→ PROBLEM TO SOLVE: Go through the records below and copy out every line that contains the word "customer".

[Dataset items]

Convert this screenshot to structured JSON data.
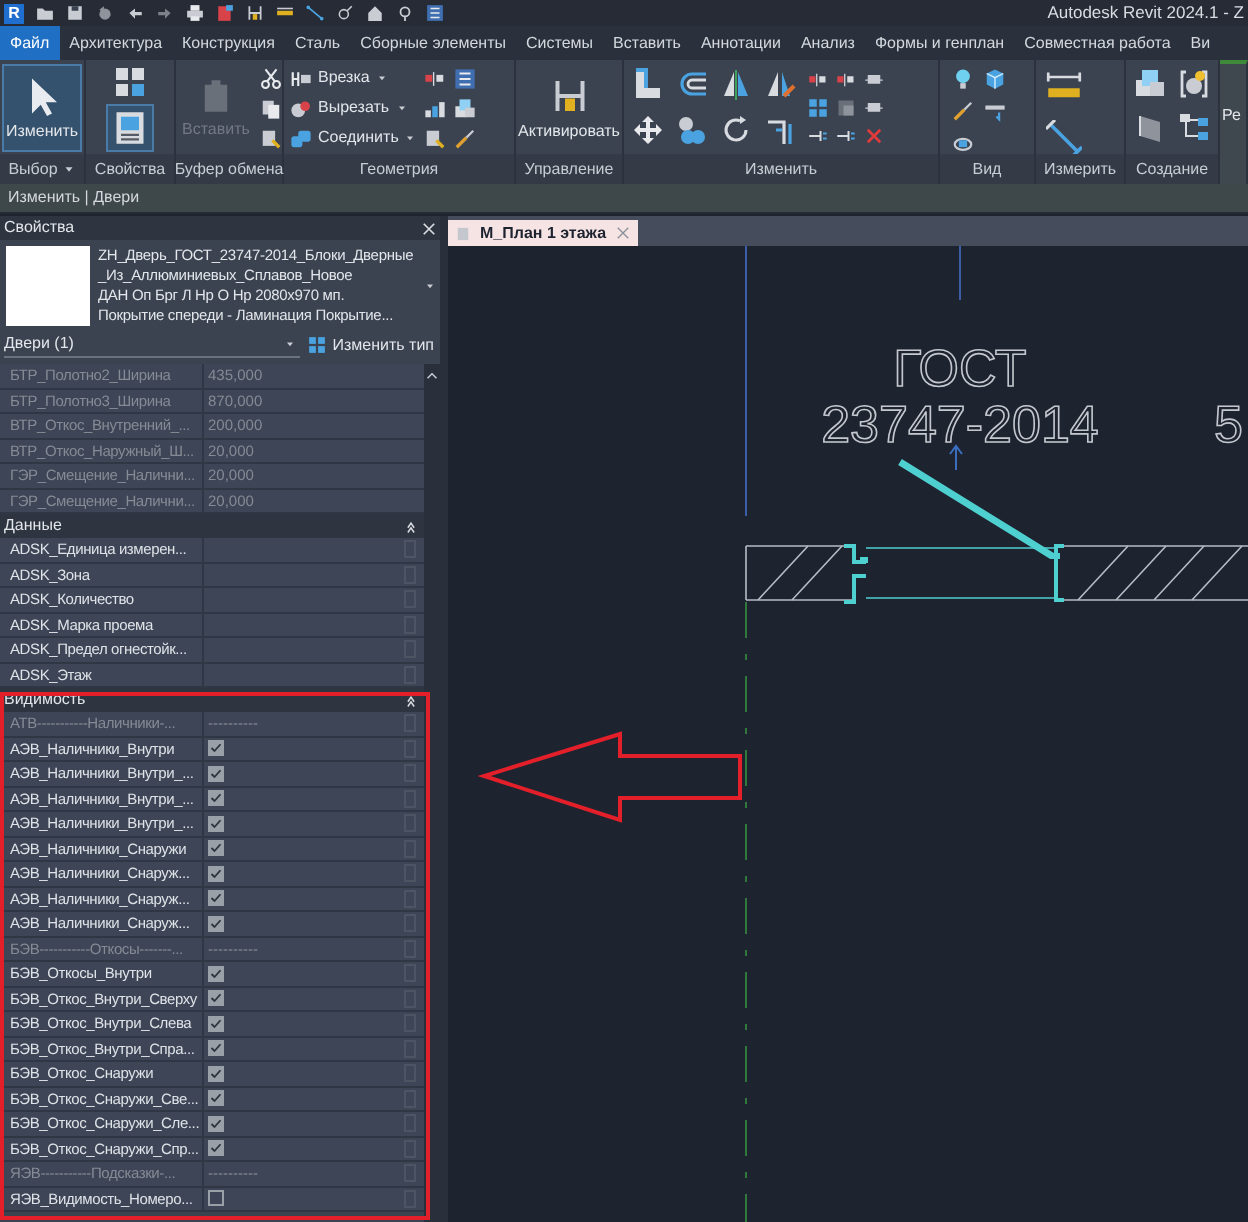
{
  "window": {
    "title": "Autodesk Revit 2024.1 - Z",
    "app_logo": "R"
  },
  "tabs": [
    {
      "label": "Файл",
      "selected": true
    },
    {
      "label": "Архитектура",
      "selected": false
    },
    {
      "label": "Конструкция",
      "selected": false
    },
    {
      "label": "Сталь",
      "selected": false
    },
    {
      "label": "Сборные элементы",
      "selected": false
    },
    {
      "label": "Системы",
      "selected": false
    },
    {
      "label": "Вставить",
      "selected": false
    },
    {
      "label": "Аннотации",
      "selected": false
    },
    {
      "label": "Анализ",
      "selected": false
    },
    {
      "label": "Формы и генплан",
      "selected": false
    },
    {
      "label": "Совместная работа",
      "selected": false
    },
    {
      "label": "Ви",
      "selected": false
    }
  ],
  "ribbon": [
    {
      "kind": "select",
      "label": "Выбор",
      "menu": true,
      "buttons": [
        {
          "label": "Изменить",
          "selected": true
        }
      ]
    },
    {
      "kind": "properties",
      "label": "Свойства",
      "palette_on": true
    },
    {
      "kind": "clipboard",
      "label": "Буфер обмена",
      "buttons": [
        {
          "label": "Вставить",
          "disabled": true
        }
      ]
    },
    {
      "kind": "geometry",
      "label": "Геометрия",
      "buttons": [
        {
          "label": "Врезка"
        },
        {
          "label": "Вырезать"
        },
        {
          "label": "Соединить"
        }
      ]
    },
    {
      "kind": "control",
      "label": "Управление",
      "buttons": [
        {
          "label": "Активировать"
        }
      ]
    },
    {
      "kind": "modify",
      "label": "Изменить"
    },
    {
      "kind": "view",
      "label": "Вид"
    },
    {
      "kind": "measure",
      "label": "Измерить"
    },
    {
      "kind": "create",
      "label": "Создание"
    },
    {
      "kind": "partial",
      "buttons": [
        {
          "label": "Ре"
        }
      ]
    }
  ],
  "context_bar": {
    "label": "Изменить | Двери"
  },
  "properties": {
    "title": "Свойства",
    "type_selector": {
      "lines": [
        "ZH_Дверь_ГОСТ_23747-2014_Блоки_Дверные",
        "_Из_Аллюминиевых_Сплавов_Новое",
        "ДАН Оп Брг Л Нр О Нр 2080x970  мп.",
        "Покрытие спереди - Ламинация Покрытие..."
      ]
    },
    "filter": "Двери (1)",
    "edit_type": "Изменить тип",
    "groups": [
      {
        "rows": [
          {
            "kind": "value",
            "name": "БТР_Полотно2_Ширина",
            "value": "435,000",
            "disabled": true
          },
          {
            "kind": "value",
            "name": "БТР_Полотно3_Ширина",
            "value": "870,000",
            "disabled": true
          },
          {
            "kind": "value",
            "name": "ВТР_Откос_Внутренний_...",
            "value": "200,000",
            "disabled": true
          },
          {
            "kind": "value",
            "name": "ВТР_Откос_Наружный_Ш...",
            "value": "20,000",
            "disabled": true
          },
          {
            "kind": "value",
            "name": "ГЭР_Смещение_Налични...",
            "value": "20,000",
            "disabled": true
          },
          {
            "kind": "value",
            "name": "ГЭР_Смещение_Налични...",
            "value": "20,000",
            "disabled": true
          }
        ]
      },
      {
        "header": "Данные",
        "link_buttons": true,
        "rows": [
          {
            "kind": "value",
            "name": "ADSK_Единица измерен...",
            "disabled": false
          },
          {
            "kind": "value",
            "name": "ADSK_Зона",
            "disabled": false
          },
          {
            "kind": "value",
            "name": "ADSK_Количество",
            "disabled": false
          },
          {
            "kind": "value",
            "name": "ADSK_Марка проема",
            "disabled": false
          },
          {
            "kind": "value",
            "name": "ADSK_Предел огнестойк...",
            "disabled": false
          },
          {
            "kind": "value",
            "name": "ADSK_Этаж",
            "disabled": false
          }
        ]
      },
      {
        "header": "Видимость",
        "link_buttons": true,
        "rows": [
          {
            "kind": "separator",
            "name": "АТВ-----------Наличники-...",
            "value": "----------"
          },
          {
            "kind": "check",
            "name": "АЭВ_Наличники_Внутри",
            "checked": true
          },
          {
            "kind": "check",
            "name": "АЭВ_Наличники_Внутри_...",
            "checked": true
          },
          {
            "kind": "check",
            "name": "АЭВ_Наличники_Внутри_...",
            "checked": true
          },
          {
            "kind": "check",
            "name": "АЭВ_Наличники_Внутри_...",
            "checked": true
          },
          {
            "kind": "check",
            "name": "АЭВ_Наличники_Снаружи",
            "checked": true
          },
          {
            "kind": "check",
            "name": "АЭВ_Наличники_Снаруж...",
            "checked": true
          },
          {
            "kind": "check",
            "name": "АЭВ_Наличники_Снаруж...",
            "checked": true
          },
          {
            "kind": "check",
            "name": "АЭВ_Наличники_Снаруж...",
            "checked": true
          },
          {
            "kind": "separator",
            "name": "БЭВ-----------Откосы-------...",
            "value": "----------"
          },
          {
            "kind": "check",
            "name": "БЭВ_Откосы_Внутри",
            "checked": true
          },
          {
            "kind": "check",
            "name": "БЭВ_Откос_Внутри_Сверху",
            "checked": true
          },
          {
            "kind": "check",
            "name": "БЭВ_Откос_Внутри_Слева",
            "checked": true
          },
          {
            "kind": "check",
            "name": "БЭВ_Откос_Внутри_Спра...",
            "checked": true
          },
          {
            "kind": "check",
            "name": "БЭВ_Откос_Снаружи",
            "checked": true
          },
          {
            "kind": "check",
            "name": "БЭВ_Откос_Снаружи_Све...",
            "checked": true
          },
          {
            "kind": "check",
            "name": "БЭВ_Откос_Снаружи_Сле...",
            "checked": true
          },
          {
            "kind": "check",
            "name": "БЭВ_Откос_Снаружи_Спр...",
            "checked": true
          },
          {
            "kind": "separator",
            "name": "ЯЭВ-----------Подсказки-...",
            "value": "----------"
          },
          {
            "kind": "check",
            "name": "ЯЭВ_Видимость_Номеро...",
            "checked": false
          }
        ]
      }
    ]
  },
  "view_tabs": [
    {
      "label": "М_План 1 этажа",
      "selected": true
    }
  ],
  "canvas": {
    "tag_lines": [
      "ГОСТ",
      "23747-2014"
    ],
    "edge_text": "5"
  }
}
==
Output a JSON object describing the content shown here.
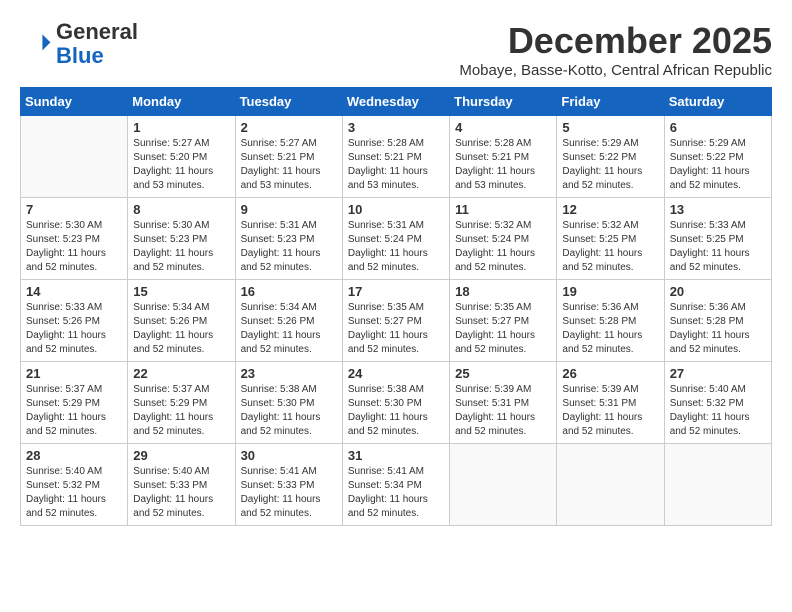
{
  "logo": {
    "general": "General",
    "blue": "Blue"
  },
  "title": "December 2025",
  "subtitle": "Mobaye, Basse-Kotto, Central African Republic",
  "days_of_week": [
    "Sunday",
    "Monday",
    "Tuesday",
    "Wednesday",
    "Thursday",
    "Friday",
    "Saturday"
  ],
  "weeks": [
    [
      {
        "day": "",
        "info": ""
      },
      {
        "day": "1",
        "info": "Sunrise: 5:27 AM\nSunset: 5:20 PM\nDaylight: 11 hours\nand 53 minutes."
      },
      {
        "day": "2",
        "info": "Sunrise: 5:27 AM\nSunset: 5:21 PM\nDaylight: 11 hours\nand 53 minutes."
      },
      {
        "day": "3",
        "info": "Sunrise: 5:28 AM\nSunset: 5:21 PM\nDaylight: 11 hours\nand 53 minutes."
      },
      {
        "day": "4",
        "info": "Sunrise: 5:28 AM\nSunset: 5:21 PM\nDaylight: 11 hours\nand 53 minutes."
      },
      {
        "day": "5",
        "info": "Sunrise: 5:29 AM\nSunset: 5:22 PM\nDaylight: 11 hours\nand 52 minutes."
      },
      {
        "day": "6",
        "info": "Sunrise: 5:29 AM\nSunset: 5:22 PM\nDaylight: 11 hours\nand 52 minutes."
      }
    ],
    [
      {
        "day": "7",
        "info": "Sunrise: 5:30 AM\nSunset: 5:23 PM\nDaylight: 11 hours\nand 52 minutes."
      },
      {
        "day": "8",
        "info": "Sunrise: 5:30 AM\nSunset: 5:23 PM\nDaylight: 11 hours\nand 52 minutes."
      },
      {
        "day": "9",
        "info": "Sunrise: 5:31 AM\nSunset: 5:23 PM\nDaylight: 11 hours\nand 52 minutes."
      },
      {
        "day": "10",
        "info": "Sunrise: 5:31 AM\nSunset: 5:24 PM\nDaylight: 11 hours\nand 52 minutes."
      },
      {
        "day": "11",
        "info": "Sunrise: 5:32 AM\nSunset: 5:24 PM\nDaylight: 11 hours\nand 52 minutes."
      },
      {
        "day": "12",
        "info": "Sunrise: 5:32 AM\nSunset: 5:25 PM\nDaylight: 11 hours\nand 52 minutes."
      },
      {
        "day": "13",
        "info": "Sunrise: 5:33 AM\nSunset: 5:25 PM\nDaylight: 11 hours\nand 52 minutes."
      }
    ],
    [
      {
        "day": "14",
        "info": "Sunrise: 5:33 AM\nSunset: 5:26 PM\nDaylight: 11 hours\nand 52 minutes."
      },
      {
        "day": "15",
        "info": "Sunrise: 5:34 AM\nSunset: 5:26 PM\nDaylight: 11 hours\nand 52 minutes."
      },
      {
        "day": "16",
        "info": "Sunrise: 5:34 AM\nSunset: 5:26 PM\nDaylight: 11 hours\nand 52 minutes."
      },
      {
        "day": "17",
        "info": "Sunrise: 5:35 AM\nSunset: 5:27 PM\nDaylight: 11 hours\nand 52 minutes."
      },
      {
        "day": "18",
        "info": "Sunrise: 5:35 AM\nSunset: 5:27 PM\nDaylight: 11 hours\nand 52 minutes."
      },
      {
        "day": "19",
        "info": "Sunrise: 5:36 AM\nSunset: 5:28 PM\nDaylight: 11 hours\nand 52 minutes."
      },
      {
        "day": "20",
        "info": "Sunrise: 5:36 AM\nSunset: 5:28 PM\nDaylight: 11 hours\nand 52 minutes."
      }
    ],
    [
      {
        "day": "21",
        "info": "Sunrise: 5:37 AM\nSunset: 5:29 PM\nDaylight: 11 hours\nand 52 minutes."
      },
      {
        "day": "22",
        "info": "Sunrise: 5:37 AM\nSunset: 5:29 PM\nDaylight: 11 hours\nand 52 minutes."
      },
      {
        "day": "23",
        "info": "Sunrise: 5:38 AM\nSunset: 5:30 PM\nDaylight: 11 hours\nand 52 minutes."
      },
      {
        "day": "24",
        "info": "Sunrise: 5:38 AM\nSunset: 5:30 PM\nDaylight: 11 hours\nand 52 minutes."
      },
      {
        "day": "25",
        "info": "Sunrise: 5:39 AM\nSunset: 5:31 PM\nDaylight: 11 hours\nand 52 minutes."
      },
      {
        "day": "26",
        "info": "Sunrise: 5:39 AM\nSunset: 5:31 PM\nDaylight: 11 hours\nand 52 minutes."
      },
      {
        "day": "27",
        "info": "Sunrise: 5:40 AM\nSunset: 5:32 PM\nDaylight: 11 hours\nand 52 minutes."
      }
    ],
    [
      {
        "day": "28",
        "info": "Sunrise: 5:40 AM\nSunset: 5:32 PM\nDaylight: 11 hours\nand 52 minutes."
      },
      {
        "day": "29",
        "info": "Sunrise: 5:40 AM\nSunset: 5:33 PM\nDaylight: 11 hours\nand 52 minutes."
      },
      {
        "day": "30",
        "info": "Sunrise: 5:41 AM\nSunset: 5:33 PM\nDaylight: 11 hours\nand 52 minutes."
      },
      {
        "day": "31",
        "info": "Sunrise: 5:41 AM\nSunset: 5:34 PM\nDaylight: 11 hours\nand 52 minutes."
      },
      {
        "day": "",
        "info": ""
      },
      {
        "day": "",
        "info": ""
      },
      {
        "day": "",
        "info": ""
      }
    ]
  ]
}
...
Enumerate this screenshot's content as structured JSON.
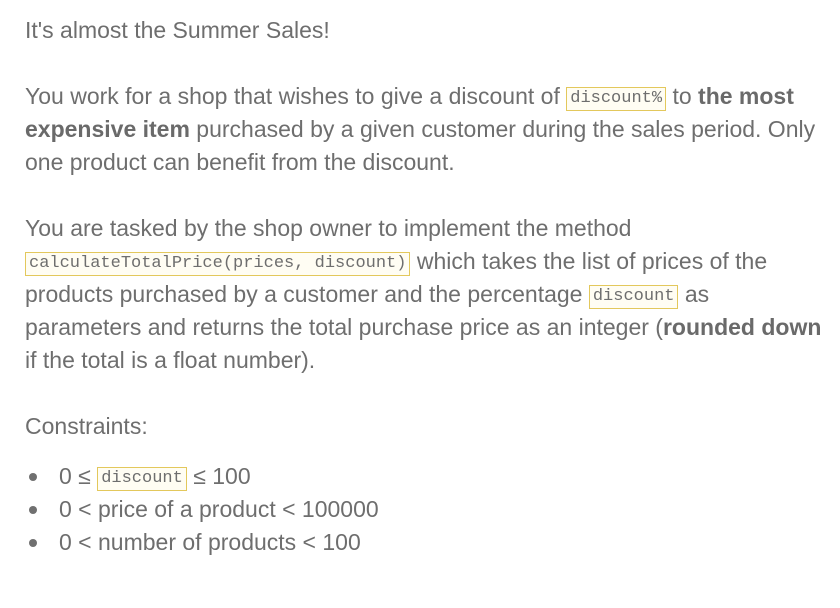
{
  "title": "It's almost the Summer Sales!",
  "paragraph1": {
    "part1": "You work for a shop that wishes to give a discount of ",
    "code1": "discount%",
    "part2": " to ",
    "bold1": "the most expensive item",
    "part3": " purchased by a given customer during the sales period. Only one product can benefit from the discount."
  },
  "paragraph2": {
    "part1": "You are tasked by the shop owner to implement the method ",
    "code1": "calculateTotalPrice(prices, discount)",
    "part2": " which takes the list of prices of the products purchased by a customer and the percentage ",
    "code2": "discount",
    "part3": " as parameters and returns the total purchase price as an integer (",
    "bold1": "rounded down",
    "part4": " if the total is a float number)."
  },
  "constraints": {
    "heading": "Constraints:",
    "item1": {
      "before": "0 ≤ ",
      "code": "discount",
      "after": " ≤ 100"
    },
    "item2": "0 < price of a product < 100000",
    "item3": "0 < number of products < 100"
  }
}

→ REPLY TO THE EXERCISE:
    "part3": " purchased by a given customer during the sales period. Only one product can benefit from the discount."
    "part2": " which takes the list of prices of the products purchased by a customer and the percentage ",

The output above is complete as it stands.